§ What you will do: All lines holding the word "title" should be located in the records and copied.

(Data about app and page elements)
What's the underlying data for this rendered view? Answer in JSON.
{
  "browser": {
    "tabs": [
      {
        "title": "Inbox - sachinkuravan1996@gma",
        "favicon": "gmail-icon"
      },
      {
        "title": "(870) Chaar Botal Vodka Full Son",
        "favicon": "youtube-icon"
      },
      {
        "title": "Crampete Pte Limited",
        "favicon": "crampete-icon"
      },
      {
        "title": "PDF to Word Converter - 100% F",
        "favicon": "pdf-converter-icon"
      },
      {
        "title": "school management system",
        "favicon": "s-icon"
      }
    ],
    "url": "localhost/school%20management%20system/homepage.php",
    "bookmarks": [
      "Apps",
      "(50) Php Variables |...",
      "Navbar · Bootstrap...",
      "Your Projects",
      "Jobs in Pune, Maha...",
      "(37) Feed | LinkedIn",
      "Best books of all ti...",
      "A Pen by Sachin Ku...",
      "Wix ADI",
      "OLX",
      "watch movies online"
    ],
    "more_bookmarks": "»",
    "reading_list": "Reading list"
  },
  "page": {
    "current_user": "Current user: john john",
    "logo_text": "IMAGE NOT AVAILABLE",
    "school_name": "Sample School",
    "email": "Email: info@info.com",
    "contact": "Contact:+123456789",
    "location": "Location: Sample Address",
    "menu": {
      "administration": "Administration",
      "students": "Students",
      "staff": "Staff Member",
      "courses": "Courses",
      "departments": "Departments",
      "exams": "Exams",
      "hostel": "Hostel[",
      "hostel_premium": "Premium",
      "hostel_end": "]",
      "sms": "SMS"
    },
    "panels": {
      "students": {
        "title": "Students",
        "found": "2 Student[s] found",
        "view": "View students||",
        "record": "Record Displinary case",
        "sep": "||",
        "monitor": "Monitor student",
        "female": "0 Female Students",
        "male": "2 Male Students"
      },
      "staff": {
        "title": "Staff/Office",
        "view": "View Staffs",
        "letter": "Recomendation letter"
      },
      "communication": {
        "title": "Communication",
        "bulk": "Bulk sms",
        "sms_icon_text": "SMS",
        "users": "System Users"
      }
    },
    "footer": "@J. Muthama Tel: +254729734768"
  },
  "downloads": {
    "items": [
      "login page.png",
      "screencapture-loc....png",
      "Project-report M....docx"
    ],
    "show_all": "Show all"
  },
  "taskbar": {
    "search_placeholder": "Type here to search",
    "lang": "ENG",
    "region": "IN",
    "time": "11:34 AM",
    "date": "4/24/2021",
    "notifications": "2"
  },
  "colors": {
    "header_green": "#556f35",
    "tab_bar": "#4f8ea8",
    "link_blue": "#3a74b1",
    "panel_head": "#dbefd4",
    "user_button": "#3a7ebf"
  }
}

§ Reply to the exercise:
        "title": "Inbox - sachinkuravan1996@gma",
        "title": "(870) Chaar Botal Vodka Full Son",
        "title": "Crampete Pte Limited",
        "title": "PDF to Word Converter - 100% F",
        "title": "school management system",
        "title": "Students",
        "title": "Staff/Office",
        "title": "Communication",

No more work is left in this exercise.